Required work
Output every record exactly, and nothing more.

● ● ● ●

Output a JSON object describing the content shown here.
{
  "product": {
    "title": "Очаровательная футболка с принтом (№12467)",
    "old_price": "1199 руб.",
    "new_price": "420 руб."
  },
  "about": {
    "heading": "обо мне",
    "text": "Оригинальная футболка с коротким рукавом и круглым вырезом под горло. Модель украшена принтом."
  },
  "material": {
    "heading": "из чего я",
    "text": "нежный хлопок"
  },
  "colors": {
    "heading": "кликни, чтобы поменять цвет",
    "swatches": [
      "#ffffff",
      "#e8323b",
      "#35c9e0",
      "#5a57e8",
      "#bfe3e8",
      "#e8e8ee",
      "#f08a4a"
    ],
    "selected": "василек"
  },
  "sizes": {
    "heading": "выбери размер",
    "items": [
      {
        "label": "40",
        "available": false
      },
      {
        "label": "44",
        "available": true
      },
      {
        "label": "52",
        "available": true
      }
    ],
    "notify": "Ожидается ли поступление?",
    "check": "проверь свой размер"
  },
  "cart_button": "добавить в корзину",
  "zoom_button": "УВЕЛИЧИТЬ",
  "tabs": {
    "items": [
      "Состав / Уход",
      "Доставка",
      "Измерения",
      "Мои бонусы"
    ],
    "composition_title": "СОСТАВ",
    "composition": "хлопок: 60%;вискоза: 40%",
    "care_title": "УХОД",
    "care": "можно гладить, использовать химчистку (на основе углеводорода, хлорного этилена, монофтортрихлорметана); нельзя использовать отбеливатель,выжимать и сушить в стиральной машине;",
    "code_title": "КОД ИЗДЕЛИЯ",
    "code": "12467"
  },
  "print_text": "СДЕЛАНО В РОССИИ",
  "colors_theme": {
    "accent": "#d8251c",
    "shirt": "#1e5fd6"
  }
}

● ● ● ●

Response box
Output a JSON object describing the content shown here.
{
  "product": {
    "title": "Очаровательная футболка с принтом (№12467)",
    "old_price": "1199 руб.",
    "new_price": "420 руб."
  },
  "about": {
    "heading": "обо мне",
    "text": "Оригинальная футболка с коротким рукавом и круглым вырезом под горло. Модель украшена принтом."
  },
  "material": {
    "heading": "из чего я",
    "text": "нежный хлопок"
  },
  "colors": {
    "heading": "кликни, чтобы поменять цвет",
    "swatches": [
      "#ffffff",
      "#e8323b",
      "#35c9e0",
      "#5a57e8",
      "#bfe3e8",
      "#e8e8ee",
      "#f08a4a"
    ],
    "selected": "василек"
  },
  "sizes": {
    "heading": "выбери размер",
    "items": [
      {
        "label": "40",
        "available": false
      },
      {
        "label": "44",
        "available": true
      },
      {
        "label": "52",
        "available": true
      }
    ],
    "notify": "Ожидается ли поступление?",
    "check": "проверь свой размер"
  },
  "cart_button": "добавить в корзину",
  "zoom_button": "УВЕЛИЧИТЬ",
  "tabs": {
    "items": [
      "Состав / Уход",
      "Доставка",
      "Измерения",
      "Мои бонусы"
    ],
    "composition_title": "СОСТАВ",
    "composition": "хлопок: 60%;вискоза: 40%",
    "care_title": "УХОД",
    "care": "можно гладить, использовать химчистку (на основе углеводорода, хлорного этилена, монофтортрихлорметана); нельзя использовать отбеливатель,выжимать и сушить в стиральной машине;",
    "code_title": "КОД ИЗДЕЛИЯ",
    "code": "12467"
  },
  "print_text": "СДЕЛАНО В РОССИИ",
  "colors_theme": {
    "accent": "#d8251c",
    "shirt": "#1e5fd6"
  }
}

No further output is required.